How Conspiracy Theories Damage Children
Child psychologists say when conspiracy meets kids, fear, anxiety and paranoia prosper.
Alex Jones, the man behind the far-right media organization InfoWars, may be America’s most prominent conspiracist. He has claimed, at various points, that the government staged the murders of children at Sandy Hook to garner support for gun laws, that the U.S. has a weapon that can steer tornadoes, and that Bill Gates is attempting to wipe out minorities. His theories and theatrics reach a massive audience, but the question at the core of the current custody battle between him and his wife is what effect they’ve had on his two daughters.

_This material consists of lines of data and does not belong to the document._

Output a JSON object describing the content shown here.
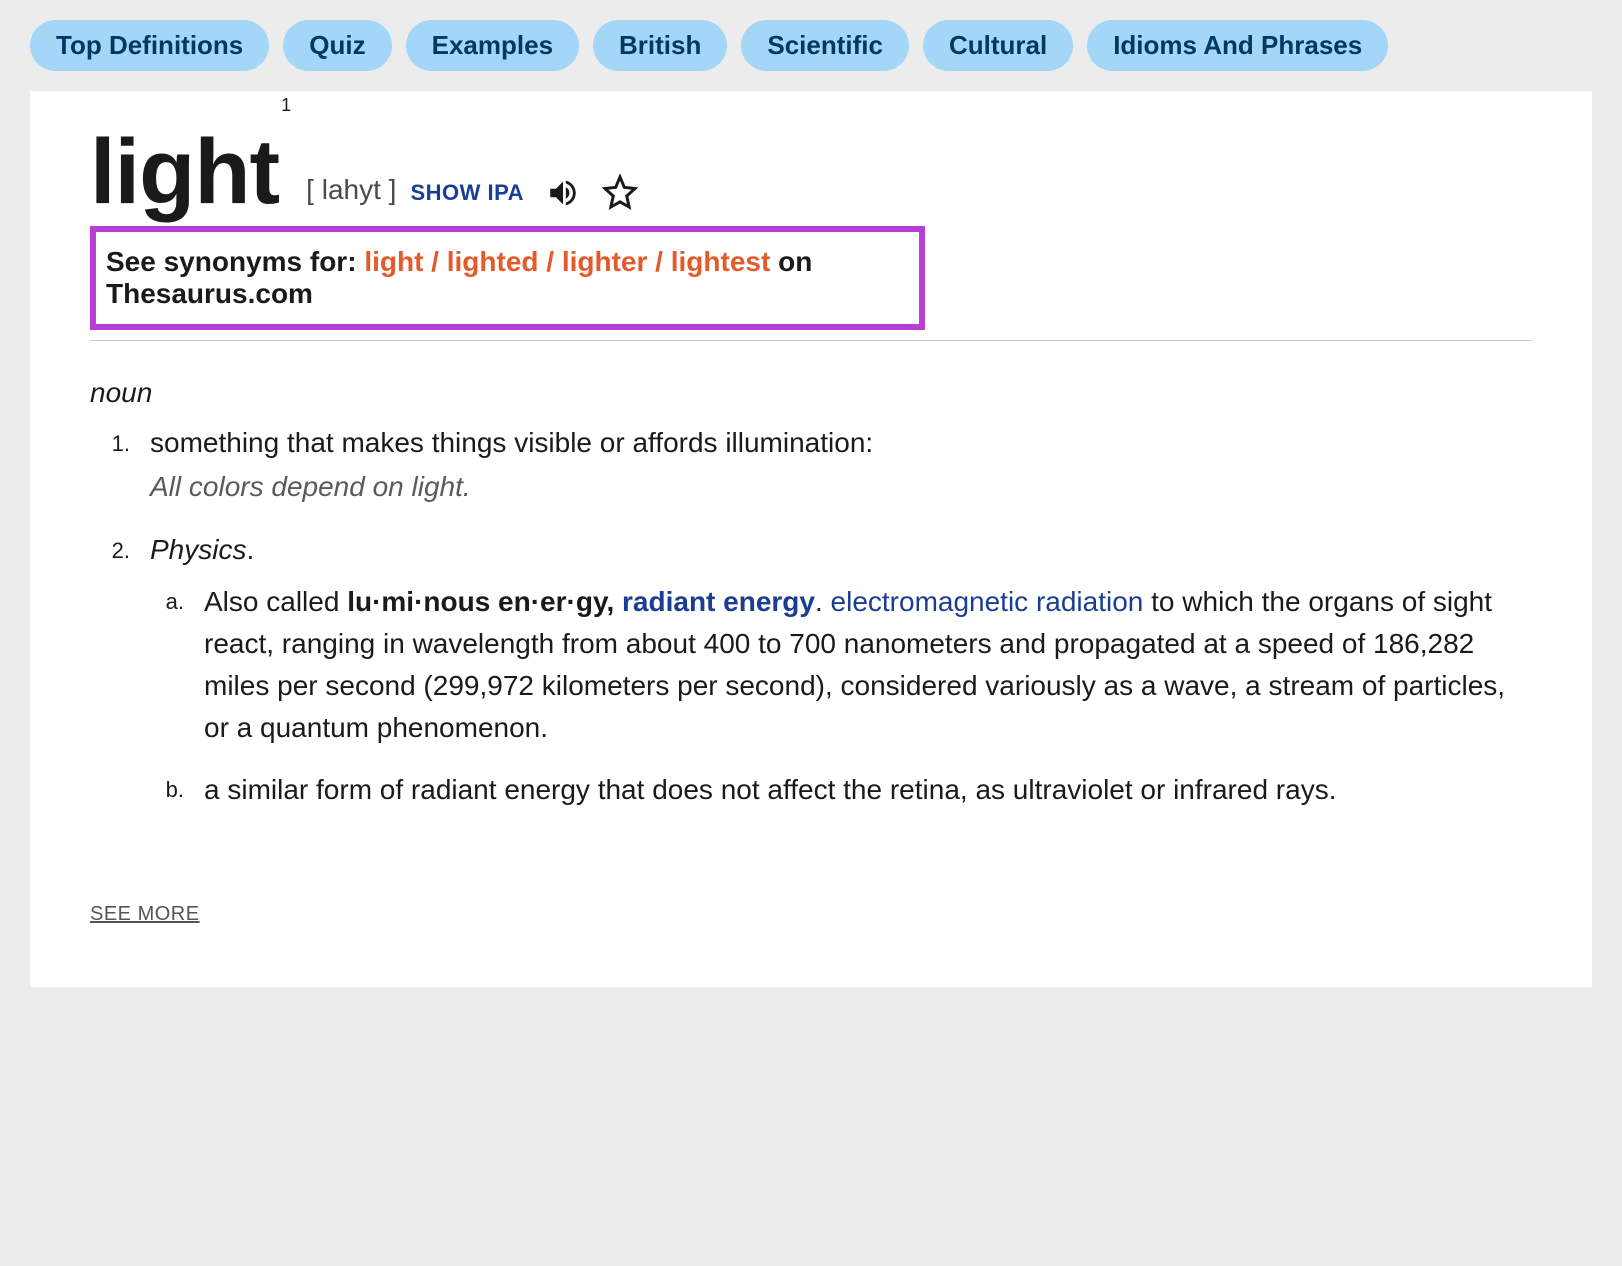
{
  "tabs": {
    "top_definitions": "Top Definitions",
    "quiz": "Quiz",
    "examples": "Examples",
    "british": "British",
    "scientific": "Scientific",
    "cultural": "Cultural",
    "idioms": "Idioms And Phrases"
  },
  "entry": {
    "headword": "light",
    "homograph_number": "1",
    "pronunciation": "[ lahyt ]",
    "show_ipa": "SHOW IPA",
    "synonyms": {
      "prefix": "See synonyms for: ",
      "links": "light / lighted / lighter / lightest",
      "suffix": " on Thesaurus.com"
    },
    "pos": "noun",
    "definitions": {
      "d1": {
        "num": "1.",
        "text": "something that makes things visible or affords illumination:",
        "example": "All colors depend on light."
      },
      "d2": {
        "num": "2.",
        "domain": "Physics",
        "period": ".",
        "a": {
          "num": "a.",
          "prefix": "Also called ",
          "term": "lu·mi·nous en·er·gy, ",
          "link1": "radiant energy",
          "dot": ". ",
          "link2": "electromagnetic radiation",
          "rest": " to which the organs of sight react, ranging in wavelength from about 400 to 700 nanometers and propagated at a speed of 186,282 miles per second (299,972 kilometers per second), considered variously as a wave, a stream of particles, or a quantum phenomenon."
        },
        "b": {
          "num": "b.",
          "text": "a similar form of radiant energy that does not affect the retina, as ultraviolet or infrared rays."
        }
      }
    },
    "see_more": "SEE MORE"
  }
}
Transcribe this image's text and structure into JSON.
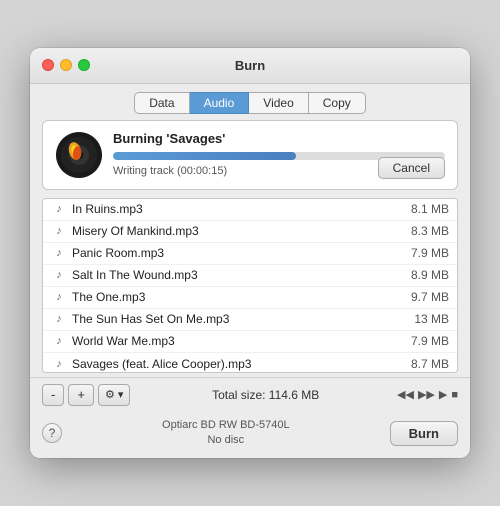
{
  "window": {
    "title": "Burn"
  },
  "tabs": [
    {
      "id": "data",
      "label": "Data",
      "active": false
    },
    {
      "id": "audio",
      "label": "Audio",
      "active": true
    },
    {
      "id": "video",
      "label": "Video",
      "active": false
    },
    {
      "id": "copy",
      "label": "Copy",
      "active": false
    }
  ],
  "burn_progress": {
    "title": "Burning 'Savages'",
    "status": "Writing track (00:00:15)",
    "progress_pct": 55,
    "cancel_label": "Cancel"
  },
  "files": [
    {
      "name": "In Ruins.mp3",
      "size": "8.1 MB"
    },
    {
      "name": "Misery Of Mankind.mp3",
      "size": "8.3 MB"
    },
    {
      "name": "Panic Room.mp3",
      "size": "7.9 MB"
    },
    {
      "name": "Salt In The Wound.mp3",
      "size": "8.9 MB"
    },
    {
      "name": "The One.mp3",
      "size": "9.7 MB"
    },
    {
      "name": "The Sun Has Set On Me.mp3",
      "size": "13 MB"
    },
    {
      "name": "World War Me.mp3",
      "size": "7.9 MB"
    },
    {
      "name": "Savages (feat. Alice Cooper).mp3",
      "size": "8.7 MB"
    }
  ],
  "toolbar": {
    "minus_label": "-",
    "plus_label": "+",
    "gear_label": "⚙",
    "chevron_label": "▾",
    "total_size": "Total size: 114.6 MB"
  },
  "playback": {
    "prev_label": "◀◀",
    "next_label": "▶▶",
    "play_label": "▶",
    "stop_label": "■"
  },
  "bottom": {
    "help_label": "?",
    "device_line1": "Optiarc BD RW BD-5740L",
    "device_line2": "No disc",
    "burn_label": "Burn"
  }
}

Lawyers have sought to prove that exposure to conspiratorial thinking and easily disproved theories can be injurious to children. According to Dr. Brian Johnson and Dr. Laurie Berdahl, that may be the hard truth.
“Even if kids can’t understand the words, they can understand tone and the way their parents are talking,” says Johnson, who co-authored Warning Signs: How to Protect Your Kids from Becoming Victims or Perpetrators of Violence with Berdahl. “If their parents are becoming agitated by what they’re seeing or hearing it could create a reaction that’s potentially harmful.”

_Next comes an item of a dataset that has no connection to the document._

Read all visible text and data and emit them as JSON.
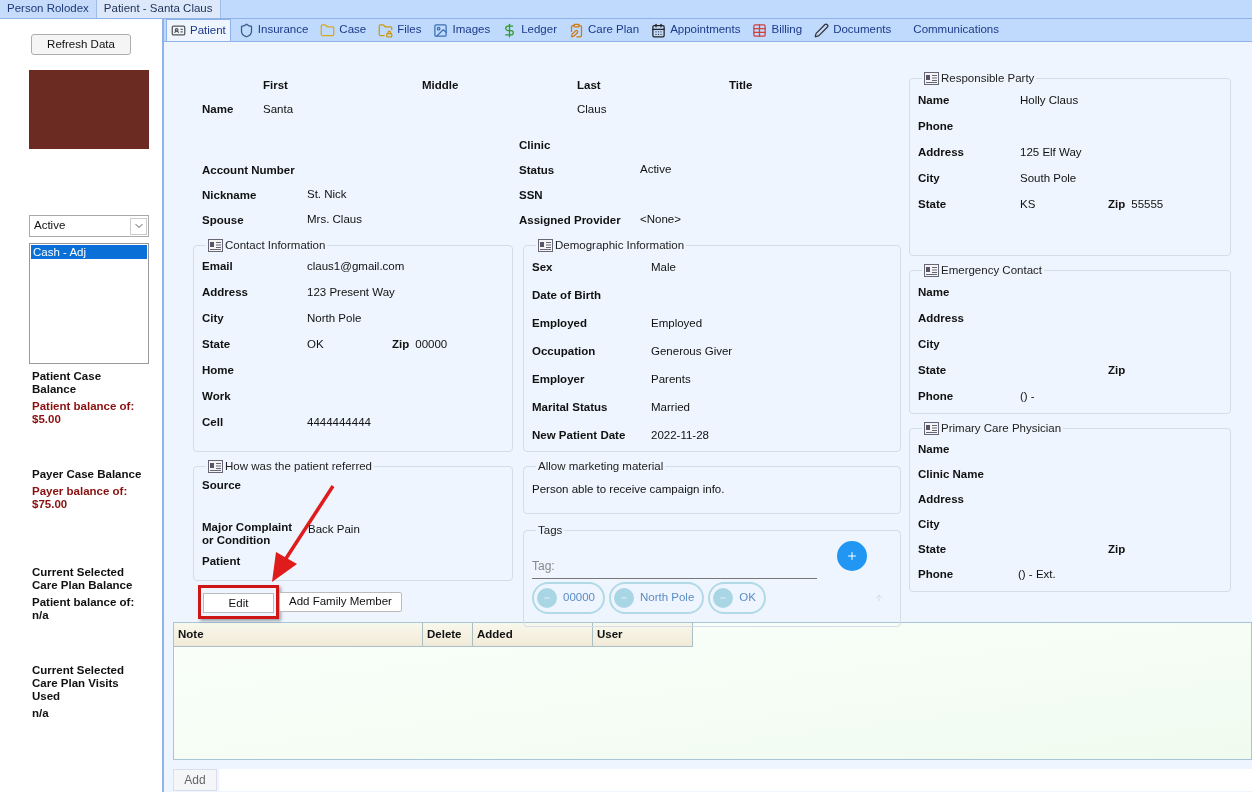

This is largely due to the fact that a child’s brain is still developing the tools it needs to separate fact from fiction. This continues well into the late teen years. For the same reason young children are prone to believing in the Easter Bunny, they’re open to the idea that 9/11 was an inside job. “Kids will believe anything an adult tells them. Particularly a trusted adult,” says Johnson.
“Children don’t have the cognitive resources yet to process information in a healthy way,” says Berdahl. “And studies show they are not good at all in assessing the credibility of that information.”
But the danger truly begins when that information starts to sew paranoia in the home. Conspiracy theories are made to destabilize. The belief that pure malevolence has infiltrated the highest levels of government, for instance, creates profound distrust in institutions and other people. For children, this means that the world starts to look like a dangerous place.
“Children really need to feel like their parents have control over their safety,” says Berdahl. “Children need certainty and predictability. Fear about the world is very damaging psychologically.”
The Four-Pronged Approach to Conspiracy Theories
- Beware of using conspiratorial words around your child. While they may not understand the actual words, they will start to clue in on your tone and behavior.
- Reduce the attractiveness of conspiracy theories by reinforcing the idea that believing in conspiracies is not unique.
- Avoid telling or exposing your child to outlandish conspiracy theories. A child’s brain is still developing, and they will believe what a parents tell them.
- Teach them critical thinking skills, as it will protect them from manipulators who leverage conspiracies to instill fear and anger.
But conspiracy theory proponents say that knowing what’s really going on is exactly what keeps their family safe and many fight fear by prepping for worst case scenarios, including doomsday. Though there’s something psychologically healthy about being empowered to prepare for potential hardship, spending time and energy protecting oneself from imagined threats erect a natural barrier to socialization.
Johnson suggests looking at how the family is positioned in the community. He asks, “What’s the degree to which the parent’s preparation is isolating the child and the family from other people?” He notes that the more isolated families become, the worse the outcomes for children are. “Humans are social animals,” he says. “When families begin to isolate themselves from communication with other people that’s a warning sign for paranoia.”
With paranoia comes anxiety.
The doctors note that when anxiety is left unchecked, research shows it can often lead to a downward spiral. Anxiety can be generalized to become agoraphobia. Or it can combine with depression, which can lead to substance abuse as well as relationship and job problems. “The general trajectory of untreated anxiety problems is not a happy situation,” says Johnson.
But it’s not the worst situation borne of exposure to conspiracy theories, by far. Berdahl suggests that the internalized fear, anxiety and paranoia from parents, or direct exposure to conspiratorial information, could promote “aggrieved entitlement.” Berdahl characterizes aggrieved entitlement as a psychological state that elicits strong violent reactions to perceived injustice. The term was coined by sociologist Michael Kimmel to describe a sentiment often harbored by terrorists and mass shooters. “When an entitled young person perceives they’re being treated unfairly or cruelly by a class or group of people, this grievance can cause rage and result in violent revenge,” Berdahl says. And the root of the most tenacious conspiracy theories tends to be a lack of fairness and overwhelming cruelty at the hands of some unseen other.
The doctors note that parents who have a tendency to ruminate on conspiracy theories need to consider how their beliefs might be affecting their children. They suggest that if survival is truly a parent’s end game for their kid, they’d do best to teach them critical thinking. “It will arm them with a life skill of protecting themselves from manipulators,” says Berdahl.
Does Alex Jones intend to manipulate his children? Only he knows for sure. But, at the end of the day, intent may not matter. Ideas can hurt kids. Bad ideas can hurt kids badly.